WORK ORDER:
Return each record verbatim, images excluded.

(Beginning of RECORDS)

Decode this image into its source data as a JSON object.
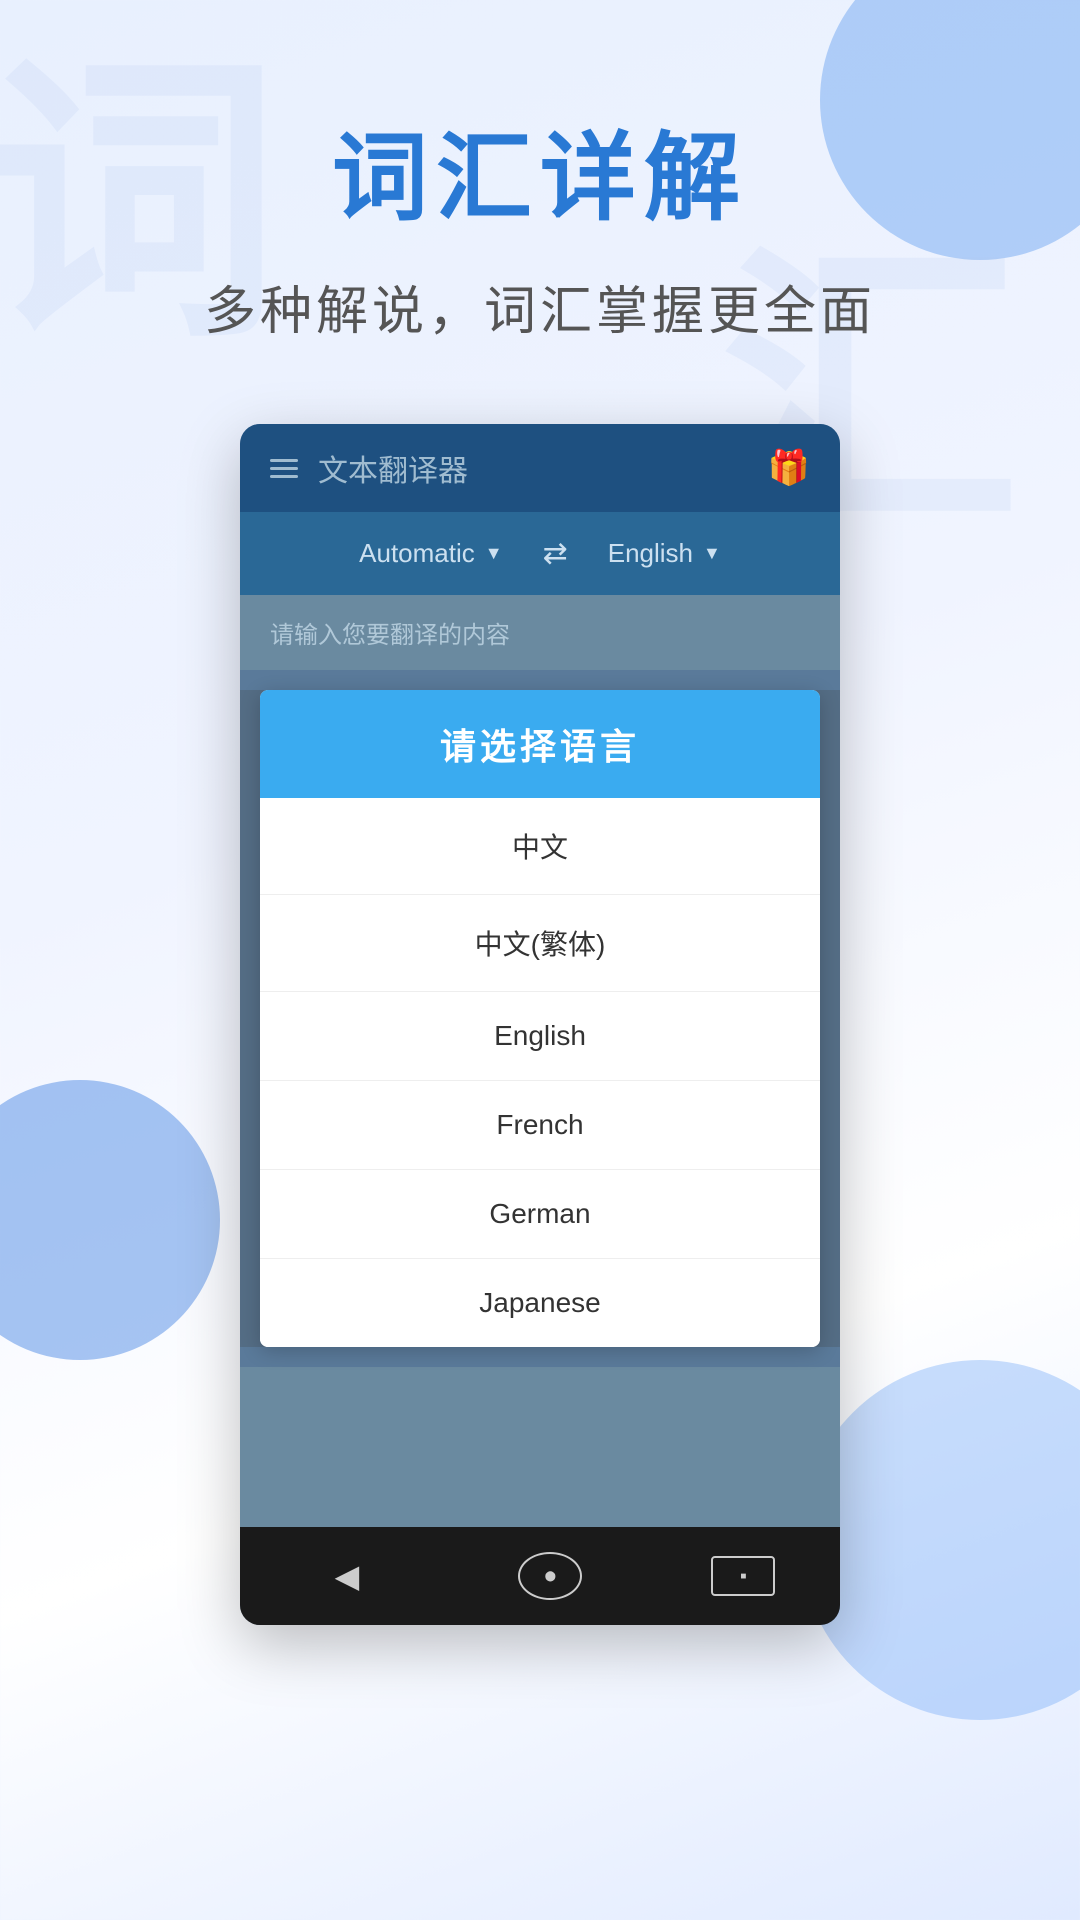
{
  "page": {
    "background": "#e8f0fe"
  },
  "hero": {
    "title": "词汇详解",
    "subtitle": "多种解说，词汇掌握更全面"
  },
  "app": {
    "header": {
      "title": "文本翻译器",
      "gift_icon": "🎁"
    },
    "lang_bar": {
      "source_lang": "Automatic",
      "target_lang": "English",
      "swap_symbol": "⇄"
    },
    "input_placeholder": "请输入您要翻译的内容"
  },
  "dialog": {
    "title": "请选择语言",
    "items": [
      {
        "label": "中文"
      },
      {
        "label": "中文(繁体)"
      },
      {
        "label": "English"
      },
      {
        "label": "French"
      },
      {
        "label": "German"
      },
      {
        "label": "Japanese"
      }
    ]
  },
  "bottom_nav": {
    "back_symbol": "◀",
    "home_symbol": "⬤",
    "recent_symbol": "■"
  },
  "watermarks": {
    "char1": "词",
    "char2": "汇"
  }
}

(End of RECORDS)

TASK ANSWER:
Decode this image into its source data as a JSON object.
{
  "page": {
    "background": "#e8f0fe"
  },
  "hero": {
    "title": "词汇详解",
    "subtitle": "多种解说，词汇掌握更全面"
  },
  "app": {
    "header": {
      "title": "文本翻译器",
      "gift_icon": "🎁"
    },
    "lang_bar": {
      "source_lang": "Automatic",
      "target_lang": "English",
      "swap_symbol": "⇄"
    },
    "input_placeholder": "请输入您要翻译的内容"
  },
  "dialog": {
    "title": "请选择语言",
    "items": [
      {
        "label": "中文"
      },
      {
        "label": "中文(繁体)"
      },
      {
        "label": "English"
      },
      {
        "label": "French"
      },
      {
        "label": "German"
      },
      {
        "label": "Japanese"
      }
    ]
  },
  "bottom_nav": {
    "back_symbol": "◀",
    "home_symbol": "⬤",
    "recent_symbol": "■"
  },
  "watermarks": {
    "char1": "词",
    "char2": "汇"
  }
}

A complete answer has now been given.